For this task, every record below must be reproduced exactly.
═══ Materials provided
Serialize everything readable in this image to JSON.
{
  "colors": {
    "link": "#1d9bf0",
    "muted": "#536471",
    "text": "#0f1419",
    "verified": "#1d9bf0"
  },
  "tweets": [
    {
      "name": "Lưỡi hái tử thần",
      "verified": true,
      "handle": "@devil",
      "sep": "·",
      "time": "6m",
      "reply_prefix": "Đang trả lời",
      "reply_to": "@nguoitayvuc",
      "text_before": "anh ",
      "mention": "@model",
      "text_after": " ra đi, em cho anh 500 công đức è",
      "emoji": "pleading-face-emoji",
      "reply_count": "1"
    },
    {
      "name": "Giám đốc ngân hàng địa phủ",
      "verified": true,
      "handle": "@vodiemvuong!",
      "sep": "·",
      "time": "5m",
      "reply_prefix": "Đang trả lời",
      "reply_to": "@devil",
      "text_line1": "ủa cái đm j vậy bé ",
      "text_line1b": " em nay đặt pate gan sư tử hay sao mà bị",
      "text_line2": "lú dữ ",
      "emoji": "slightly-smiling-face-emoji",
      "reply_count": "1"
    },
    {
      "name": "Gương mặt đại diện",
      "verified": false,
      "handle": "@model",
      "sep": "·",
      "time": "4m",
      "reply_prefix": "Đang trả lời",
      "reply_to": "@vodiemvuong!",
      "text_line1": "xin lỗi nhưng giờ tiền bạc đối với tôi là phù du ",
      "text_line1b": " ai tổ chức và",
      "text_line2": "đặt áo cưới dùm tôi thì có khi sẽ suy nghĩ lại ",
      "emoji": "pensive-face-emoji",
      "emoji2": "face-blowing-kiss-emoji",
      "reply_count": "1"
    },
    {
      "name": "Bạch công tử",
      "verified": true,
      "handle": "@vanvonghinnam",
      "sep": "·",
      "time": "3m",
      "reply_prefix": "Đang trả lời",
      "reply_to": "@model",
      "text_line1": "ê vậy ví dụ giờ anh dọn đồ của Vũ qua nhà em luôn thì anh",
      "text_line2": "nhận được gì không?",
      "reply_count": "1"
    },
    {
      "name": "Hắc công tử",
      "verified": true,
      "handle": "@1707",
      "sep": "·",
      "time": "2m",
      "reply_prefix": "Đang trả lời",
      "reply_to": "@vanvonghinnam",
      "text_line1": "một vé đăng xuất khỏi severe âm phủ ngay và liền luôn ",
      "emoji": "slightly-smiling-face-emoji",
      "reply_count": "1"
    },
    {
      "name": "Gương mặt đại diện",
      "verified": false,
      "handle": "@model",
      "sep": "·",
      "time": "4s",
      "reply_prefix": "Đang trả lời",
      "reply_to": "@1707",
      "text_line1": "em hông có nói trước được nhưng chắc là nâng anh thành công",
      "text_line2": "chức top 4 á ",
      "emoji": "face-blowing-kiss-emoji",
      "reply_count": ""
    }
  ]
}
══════
▶ **Exercise result**:
Serialize everything readable in this image to JSON.
{
  "colors": {
    "link": "#1d9bf0",
    "muted": "#536471",
    "text": "#0f1419",
    "verified": "#1d9bf0"
  },
  "tweets": [
    {
      "name": "Lưỡi hái tử thần",
      "verified": true,
      "handle": "@devil",
      "sep": "·",
      "time": "6m",
      "reply_prefix": "Đang trả lời",
      "reply_to": "@nguoitayvuc",
      "text_before": "anh ",
      "mention": "@model",
      "text_after": " ra đi, em cho anh 500 công đức è",
      "emoji": "pleading-face-emoji",
      "reply_count": "1"
    },
    {
      "name": "Giám đốc ngân hàng địa phủ",
      "verified": true,
      "handle": "@vodiemvuong!",
      "sep": "·",
      "time": "5m",
      "reply_prefix": "Đang trả lời",
      "reply_to": "@devil",
      "text_line1": "ủa cái đm j vậy bé ",
      "text_line1b": " em nay đặt pate gan sư tử hay sao mà bị",
      "text_line2": "lú dữ ",
      "emoji": "slightly-smiling-face-emoji",
      "reply_count": "1"
    },
    {
      "name": "Gương mặt đại diện",
      "verified": false,
      "handle": "@model",
      "sep": "·",
      "time": "4m",
      "reply_prefix": "Đang trả lời",
      "reply_to": "@vodiemvuong!",
      "text_line1": "xin lỗi nhưng giờ tiền bạc đối với tôi là phù du ",
      "text_line1b": " ai tổ chức và",
      "text_line2": "đặt áo cưới dùm tôi thì có khi sẽ suy nghĩ lại ",
      "emoji": "pensive-face-emoji",
      "emoji2": "face-blowing-kiss-emoji",
      "reply_count": "1"
    },
    {
      "name": "Bạch công tử",
      "verified": true,
      "handle": "@vanvonghinnam",
      "sep": "·",
      "time": "3m",
      "reply_prefix": "Đang trả lời",
      "reply_to": "@model",
      "text_line1": "ê vậy ví dụ giờ anh dọn đồ của Vũ qua nhà em luôn thì anh",
      "text_line2": "nhận được gì không?",
      "reply_count": "1"
    },
    {
      "name": "Hắc công tử",
      "verified": true,
      "handle": "@1707",
      "sep": "·",
      "time": "2m",
      "reply_prefix": "Đang trả lời",
      "reply_to": "@vanvonghinnam",
      "text_line1": "một vé đăng xuất khỏi severe âm phủ ngay và liền luôn ",
      "emoji": "slightly-smiling-face-emoji",
      "reply_count": "1"
    },
    {
      "name": "Gương mặt đại diện",
      "verified": false,
      "handle": "@model",
      "sep": "·",
      "time": "4s",
      "reply_prefix": "Đang trả lời",
      "reply_to": "@1707",
      "text_line1": "em hông có nói trước được nhưng chắc là nâng anh thành công",
      "text_line2": "chức top 4 á ",
      "emoji": "face-blowing-kiss-emoji",
      "reply_count": ""
    }
  ]
}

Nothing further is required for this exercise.